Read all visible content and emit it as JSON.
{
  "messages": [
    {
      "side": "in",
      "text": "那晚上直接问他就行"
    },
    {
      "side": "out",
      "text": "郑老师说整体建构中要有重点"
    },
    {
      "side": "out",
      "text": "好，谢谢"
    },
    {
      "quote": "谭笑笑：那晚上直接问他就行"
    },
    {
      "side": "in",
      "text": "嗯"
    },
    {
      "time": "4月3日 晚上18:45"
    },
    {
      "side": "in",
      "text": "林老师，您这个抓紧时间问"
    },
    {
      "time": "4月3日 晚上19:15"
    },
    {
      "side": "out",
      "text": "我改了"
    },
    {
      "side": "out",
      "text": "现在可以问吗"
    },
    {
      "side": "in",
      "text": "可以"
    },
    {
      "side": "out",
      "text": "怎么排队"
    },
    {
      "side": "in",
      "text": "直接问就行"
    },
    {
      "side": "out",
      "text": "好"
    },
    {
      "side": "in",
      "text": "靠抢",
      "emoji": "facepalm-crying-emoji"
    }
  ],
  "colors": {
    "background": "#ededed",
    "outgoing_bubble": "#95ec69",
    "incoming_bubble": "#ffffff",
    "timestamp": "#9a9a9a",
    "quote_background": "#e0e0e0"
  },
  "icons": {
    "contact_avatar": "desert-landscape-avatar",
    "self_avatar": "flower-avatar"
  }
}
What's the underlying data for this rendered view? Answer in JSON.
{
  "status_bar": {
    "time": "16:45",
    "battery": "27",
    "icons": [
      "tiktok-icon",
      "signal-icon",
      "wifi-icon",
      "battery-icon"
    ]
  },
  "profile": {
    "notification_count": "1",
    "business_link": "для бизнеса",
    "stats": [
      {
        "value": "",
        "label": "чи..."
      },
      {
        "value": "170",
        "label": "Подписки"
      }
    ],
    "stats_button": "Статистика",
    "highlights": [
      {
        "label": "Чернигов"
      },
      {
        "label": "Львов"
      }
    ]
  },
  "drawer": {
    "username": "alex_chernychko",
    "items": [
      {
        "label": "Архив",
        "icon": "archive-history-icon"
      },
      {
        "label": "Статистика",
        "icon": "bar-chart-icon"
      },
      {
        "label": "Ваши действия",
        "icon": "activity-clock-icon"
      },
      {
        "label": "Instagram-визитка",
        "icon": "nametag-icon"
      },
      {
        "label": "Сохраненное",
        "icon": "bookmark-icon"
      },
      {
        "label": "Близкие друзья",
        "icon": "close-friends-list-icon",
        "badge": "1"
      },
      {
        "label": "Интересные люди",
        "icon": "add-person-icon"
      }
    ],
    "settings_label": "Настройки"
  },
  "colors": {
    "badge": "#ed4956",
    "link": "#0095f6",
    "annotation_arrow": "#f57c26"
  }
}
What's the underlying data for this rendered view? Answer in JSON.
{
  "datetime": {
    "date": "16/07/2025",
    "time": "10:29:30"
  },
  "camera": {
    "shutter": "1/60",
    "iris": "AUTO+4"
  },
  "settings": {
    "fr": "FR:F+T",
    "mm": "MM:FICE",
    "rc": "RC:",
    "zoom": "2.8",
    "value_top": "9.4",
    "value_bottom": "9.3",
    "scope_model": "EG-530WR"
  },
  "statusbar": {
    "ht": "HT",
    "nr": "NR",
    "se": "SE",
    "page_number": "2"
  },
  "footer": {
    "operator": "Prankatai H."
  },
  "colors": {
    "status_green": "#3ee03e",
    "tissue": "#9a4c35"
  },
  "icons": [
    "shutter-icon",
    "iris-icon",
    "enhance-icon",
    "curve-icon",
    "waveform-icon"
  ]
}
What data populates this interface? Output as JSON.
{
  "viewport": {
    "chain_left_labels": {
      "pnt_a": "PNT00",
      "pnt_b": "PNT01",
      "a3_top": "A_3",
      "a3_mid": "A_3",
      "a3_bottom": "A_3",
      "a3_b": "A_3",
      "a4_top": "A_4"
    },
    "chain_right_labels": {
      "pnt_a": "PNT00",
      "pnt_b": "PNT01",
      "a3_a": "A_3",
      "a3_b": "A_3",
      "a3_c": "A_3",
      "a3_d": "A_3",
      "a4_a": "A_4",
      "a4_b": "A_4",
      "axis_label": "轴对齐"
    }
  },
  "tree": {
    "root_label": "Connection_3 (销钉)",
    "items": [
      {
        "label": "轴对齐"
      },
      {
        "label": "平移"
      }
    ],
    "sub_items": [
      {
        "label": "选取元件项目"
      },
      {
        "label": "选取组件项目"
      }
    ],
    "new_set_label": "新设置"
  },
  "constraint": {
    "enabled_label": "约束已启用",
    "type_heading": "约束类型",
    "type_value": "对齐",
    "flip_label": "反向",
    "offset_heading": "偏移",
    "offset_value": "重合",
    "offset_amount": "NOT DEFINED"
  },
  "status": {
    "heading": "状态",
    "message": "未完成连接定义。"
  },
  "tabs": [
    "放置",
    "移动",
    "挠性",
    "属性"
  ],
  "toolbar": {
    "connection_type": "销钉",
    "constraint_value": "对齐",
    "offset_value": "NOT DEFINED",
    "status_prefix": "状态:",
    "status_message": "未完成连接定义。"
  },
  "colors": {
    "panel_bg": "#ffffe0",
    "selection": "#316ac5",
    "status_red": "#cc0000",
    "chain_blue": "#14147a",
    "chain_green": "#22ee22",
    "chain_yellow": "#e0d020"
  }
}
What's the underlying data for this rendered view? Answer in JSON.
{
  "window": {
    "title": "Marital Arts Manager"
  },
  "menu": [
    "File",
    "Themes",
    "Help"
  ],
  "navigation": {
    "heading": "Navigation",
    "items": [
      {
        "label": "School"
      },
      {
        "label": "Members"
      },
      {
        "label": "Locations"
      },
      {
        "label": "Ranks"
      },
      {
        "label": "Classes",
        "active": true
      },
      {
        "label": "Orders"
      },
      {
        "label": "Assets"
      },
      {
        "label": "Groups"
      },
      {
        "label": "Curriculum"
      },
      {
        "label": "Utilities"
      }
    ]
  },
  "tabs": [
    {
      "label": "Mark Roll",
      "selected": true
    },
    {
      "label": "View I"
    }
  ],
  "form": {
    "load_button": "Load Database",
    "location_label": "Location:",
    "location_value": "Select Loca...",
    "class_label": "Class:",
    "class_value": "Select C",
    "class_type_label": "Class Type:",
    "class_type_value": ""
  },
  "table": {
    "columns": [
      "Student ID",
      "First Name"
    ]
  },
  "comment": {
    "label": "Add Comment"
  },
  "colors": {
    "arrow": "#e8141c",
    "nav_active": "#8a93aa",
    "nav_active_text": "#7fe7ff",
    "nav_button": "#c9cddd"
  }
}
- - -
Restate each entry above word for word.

Solution for this task —
Read all visible content and emit it as JSON.
{
  "messages": [
    {
      "side": "in",
      "text": "那晚上直接问他就行"
    },
    {
      "side": "out",
      "text": "郑老师说整体建构中要有重点"
    },
    {
      "side": "out",
      "text": "好，谢谢"
    },
    {
      "quote": "谭笑笑：那晚上直接问他就行"
    },
    {
      "side": "in",
      "text": "嗯"
    },
    {
      "time": "4月3日 晚上18:45"
    },
    {
      "side": "in",
      "text": "林老师，您这个抓紧时间问"
    },
    {
      "time": "4月3日 晚上19:15"
    },
    {
      "side": "out",
      "text": "我改了"
    },
    {
      "side": "out",
      "text": "现在可以问吗"
    },
    {
      "side": "in",
      "text": "可以"
    },
    {
      "side": "out",
      "text": "怎么排队"
    },
    {
      "side": "in",
      "text": "直接问就行"
    },
    {
      "side": "out",
      "text": "好"
    },
    {
      "side": "in",
      "text": "靠抢",
      "emoji": "facepalm-crying-emoji"
    }
  ],
  "colors": {
    "background": "#ededed",
    "outgoing_bubble": "#95ec69",
    "incoming_bubble": "#ffffff",
    "timestamp": "#9a9a9a",
    "quote_background": "#e0e0e0"
  },
  "icons": {
    "contact_avatar": "desert-landscape-avatar",
    "self_avatar": "flower-avatar"
  }
}
What's the underlying data for this rendered view? Answer in JSON.
{
  "status_bar": {
    "time": "16:45",
    "battery": "27",
    "icons": [
      "tiktok-icon",
      "signal-icon",
      "wifi-icon",
      "battery-icon"
    ]
  },
  "profile": {
    "notification_count": "1",
    "business_link": "для бизнеса",
    "stats": [
      {
        "value": "",
        "label": "чи..."
      },
      {
        "value": "170",
        "label": "Подписки"
      }
    ],
    "stats_button": "Статистика",
    "highlights": [
      {
        "label": "Чернигов"
      },
      {
        "label": "Львов"
      }
    ]
  },
  "drawer": {
    "username": "alex_chernychko",
    "items": [
      {
        "label": "Архив",
        "icon": "archive-history-icon"
      },
      {
        "label": "Статистика",
        "icon": "bar-chart-icon"
      },
      {
        "label": "Ваши действия",
        "icon": "activity-clock-icon"
      },
      {
        "label": "Instagram-визитка",
        "icon": "nametag-icon"
      },
      {
        "label": "Сохраненное",
        "icon": "bookmark-icon"
      },
      {
        "label": "Близкие друзья",
        "icon": "close-friends-list-icon",
        "badge": "1"
      },
      {
        "label": "Интересные люди",
        "icon": "add-person-icon"
      }
    ],
    "settings_label": "Настройки"
  },
  "colors": {
    "badge": "#ed4956",
    "link": "#0095f6",
    "annotation_arrow": "#f57c26"
  }
}
What's the underlying data for this rendered view? Answer in JSON.
{
  "datetime": {
    "date": "16/07/2025",
    "time": "10:29:30"
  },
  "camera": {
    "shutter": "1/60",
    "iris": "AUTO+4"
  },
  "settings": {
    "fr": "FR:F+T",
    "mm": "MM:FICE",
    "rc": "RC:",
    "zoom": "2.8",
    "value_top": "9.4",
    "value_bottom": "9.3",
    "scope_model": "EG-530WR"
  },
  "statusbar": {
    "ht": "HT",
    "nr": "NR",
    "se": "SE",
    "page_number": "2"
  },
  "footer": {
    "operator": "Prankatai H."
  },
  "colors": {
    "status_green": "#3ee03e",
    "tissue": "#9a4c35"
  },
  "icons": [
    "shutter-icon",
    "iris-icon",
    "enhance-icon",
    "curve-icon",
    "waveform-icon"
  ]
}
What data populates this interface? Output as JSON.
{
  "viewport": {
    "chain_left_labels": {
      "pnt_a": "PNT00",
      "pnt_b": "PNT01",
      "a3_top": "A_3",
      "a3_mid": "A_3",
      "a3_bottom": "A_3",
      "a3_b": "A_3",
      "a4_top": "A_4"
    },
    "chain_right_labels": {
      "pnt_a": "PNT00",
      "pnt_b": "PNT01",
      "a3_a": "A_3",
      "a3_b": "A_3",
      "a3_c": "A_3",
      "a3_d": "A_3",
      "a4_a": "A_4",
      "a4_b": "A_4",
      "axis_label": "轴对齐"
    }
  },
  "tree": {
    "root_label": "Connection_3 (销钉)",
    "items": [
      {
        "label": "轴对齐"
      },
      {
        "label": "平移"
      }
    ],
    "sub_items": [
      {
        "label": "选取元件项目"
      },
      {
        "label": "选取组件项目"
      }
    ],
    "new_set_label": "新设置"
  },
  "constraint": {
    "enabled_label": "约束已启用",
    "type_heading": "约束类型",
    "type_value": "对齐",
    "flip_label": "反向",
    "offset_heading": "偏移",
    "offset_value": "重合",
    "offset_amount": "NOT DEFINED"
  },
  "status": {
    "heading": "状态",
    "message": "未完成连接定义。"
  },
  "tabs": [
    "放置",
    "移动",
    "挠性",
    "属性"
  ],
  "toolbar": {
    "connection_type": "销钉",
    "constraint_value": "对齐",
    "offset_value": "NOT DEFINED",
    "status_prefix": "状态:",
    "status_message": "未完成连接定义。"
  },
  "colors": {
    "panel_bg": "#ffffe0",
    "selection": "#316ac5",
    "status_red": "#cc0000",
    "chain_blue": "#14147a",
    "chain_green": "#22ee22",
    "chain_yellow": "#e0d020"
  }
}
What's the underlying data for this rendered view? Answer in JSON.
{
  "window": {
    "title": "Marital Arts Manager"
  },
  "menu": [
    "File",
    "Themes",
    "Help"
  ],
  "navigation": {
    "heading": "Navigation",
    "items": [
      {
        "label": "School"
      },
      {
        "label": "Members"
      },
      {
        "label": "Locations"
      },
      {
        "label": "Ranks"
      },
      {
        "label": "Classes",
        "active": true
      },
      {
        "label": "Orders"
      },
      {
        "label": "Assets"
      },
      {
        "label": "Groups"
      },
      {
        "label": "Curriculum"
      },
      {
        "label": "Utilities"
      }
    ]
  },
  "tabs": [
    {
      "label": "Mark Roll",
      "selected": true
    },
    {
      "label": "View I"
    }
  ],
  "form": {
    "load_button": "Load Database",
    "location_label": "Location:",
    "location_value": "Select Loca...",
    "class_label": "Class:",
    "class_value": "Select C",
    "class_type_label": "Class Type:",
    "class_type_value": ""
  },
  "table": {
    "columns": [
      "Student ID",
      "First Name"
    ]
  },
  "comment": {
    "label": "Add Comment"
  },
  "colors": {
    "arrow": "#e8141c",
    "nav_active": "#8a93aa",
    "nav_active_text": "#7fe7ff",
    "nav_button": "#c9cddd"
  }
}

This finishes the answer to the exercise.